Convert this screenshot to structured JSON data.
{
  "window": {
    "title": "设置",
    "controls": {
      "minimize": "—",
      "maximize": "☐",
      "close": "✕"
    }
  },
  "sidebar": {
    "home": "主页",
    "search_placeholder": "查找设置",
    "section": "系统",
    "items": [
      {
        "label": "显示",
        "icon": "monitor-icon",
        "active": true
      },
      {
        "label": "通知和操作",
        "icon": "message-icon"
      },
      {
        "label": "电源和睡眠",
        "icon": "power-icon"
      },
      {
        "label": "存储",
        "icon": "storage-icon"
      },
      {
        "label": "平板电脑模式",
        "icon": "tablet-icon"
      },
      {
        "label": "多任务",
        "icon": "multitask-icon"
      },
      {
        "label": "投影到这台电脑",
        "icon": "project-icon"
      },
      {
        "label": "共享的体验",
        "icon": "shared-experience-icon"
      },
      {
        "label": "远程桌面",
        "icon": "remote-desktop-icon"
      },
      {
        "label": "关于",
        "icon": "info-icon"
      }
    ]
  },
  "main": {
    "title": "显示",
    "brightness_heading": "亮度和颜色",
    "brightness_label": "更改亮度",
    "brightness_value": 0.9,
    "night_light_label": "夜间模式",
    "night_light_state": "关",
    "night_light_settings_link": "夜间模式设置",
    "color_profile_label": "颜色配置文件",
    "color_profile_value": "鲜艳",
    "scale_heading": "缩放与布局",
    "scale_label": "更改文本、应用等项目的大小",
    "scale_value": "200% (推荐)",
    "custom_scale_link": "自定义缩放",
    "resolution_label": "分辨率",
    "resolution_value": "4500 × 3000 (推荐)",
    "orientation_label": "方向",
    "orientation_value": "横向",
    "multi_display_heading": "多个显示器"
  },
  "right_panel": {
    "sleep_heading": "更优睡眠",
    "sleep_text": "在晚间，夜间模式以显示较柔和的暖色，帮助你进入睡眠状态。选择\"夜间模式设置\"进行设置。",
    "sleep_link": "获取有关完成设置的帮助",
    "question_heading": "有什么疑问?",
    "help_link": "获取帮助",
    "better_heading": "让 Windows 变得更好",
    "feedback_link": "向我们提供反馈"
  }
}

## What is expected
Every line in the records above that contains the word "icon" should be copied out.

## Exercise response
        "icon": "monitor-icon",
        "icon": "message-icon"
        "icon": "power-icon"
        "icon": "storage-icon"
        "icon": "tablet-icon"
        "icon": "multitask-icon"
        "icon": "project-icon"
        "icon": "shared-experience-icon"
        "icon": "remote-desktop-icon"
        "icon": "info-icon"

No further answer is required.